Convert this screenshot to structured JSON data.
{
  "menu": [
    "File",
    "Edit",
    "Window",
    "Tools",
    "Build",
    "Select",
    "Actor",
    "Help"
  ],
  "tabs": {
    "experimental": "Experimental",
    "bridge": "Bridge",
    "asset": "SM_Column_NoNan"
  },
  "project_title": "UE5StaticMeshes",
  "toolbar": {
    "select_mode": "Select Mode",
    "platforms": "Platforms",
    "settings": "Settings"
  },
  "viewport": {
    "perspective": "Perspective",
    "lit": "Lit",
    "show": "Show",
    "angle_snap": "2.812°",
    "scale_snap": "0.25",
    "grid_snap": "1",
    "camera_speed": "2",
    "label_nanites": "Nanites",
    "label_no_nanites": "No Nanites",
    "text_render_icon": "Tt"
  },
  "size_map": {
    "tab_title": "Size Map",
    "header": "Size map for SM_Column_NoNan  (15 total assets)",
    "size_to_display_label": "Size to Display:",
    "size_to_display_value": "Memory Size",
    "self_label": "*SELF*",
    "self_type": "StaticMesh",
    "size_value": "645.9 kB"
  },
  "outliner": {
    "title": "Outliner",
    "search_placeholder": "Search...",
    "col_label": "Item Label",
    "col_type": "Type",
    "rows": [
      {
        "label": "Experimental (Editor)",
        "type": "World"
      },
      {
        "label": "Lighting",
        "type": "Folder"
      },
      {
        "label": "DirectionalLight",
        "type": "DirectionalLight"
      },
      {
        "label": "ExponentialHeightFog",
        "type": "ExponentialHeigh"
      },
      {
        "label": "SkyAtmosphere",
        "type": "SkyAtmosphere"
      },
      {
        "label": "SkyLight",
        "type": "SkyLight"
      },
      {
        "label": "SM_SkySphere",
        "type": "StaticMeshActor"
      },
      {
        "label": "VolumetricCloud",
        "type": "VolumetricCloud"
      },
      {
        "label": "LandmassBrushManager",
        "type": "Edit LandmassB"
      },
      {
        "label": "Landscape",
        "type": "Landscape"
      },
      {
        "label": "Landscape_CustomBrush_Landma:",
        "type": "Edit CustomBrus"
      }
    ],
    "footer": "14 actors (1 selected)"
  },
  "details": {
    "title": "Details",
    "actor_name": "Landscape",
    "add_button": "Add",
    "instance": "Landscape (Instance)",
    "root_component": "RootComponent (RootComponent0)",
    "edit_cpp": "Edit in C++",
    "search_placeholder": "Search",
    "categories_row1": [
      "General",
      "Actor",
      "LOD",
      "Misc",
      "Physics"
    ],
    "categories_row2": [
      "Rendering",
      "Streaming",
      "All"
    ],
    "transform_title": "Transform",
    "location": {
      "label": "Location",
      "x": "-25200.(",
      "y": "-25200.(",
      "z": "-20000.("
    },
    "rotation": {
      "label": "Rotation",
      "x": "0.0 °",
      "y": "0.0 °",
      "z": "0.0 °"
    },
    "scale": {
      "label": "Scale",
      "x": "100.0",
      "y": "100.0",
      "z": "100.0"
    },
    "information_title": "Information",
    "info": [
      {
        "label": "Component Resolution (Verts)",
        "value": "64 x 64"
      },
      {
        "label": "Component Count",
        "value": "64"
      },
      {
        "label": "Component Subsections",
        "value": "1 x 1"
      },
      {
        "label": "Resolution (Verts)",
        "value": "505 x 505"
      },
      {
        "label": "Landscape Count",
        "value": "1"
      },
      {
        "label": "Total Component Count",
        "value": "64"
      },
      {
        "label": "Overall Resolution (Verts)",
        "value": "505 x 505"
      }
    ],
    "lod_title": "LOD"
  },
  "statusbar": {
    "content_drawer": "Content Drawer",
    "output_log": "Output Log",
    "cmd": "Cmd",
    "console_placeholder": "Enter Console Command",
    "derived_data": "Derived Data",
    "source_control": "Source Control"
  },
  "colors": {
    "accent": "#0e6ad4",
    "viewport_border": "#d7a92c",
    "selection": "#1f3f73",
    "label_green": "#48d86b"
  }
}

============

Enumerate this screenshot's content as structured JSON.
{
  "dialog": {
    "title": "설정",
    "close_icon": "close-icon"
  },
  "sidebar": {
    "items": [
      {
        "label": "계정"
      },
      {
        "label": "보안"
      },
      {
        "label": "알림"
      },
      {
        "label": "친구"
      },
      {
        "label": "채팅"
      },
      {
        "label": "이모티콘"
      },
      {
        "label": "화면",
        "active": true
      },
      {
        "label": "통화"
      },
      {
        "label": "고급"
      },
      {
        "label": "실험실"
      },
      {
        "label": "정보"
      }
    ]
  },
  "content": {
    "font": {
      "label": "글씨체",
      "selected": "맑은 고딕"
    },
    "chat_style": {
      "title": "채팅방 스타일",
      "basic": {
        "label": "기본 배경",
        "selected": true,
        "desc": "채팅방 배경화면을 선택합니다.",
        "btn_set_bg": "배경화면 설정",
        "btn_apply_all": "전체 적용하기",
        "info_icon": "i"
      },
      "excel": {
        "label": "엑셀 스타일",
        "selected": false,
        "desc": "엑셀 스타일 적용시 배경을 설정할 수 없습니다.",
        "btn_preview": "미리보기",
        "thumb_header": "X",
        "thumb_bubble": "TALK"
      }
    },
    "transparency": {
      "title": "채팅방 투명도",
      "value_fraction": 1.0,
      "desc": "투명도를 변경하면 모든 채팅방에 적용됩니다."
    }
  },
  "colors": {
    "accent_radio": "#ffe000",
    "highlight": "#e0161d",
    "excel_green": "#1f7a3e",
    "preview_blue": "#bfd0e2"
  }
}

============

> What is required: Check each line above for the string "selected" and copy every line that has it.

> Answer box:
    "footer": "14 actors (1 selected)"
      "selected": "맑은 고딕"
        "selected": true,
        "selected": false,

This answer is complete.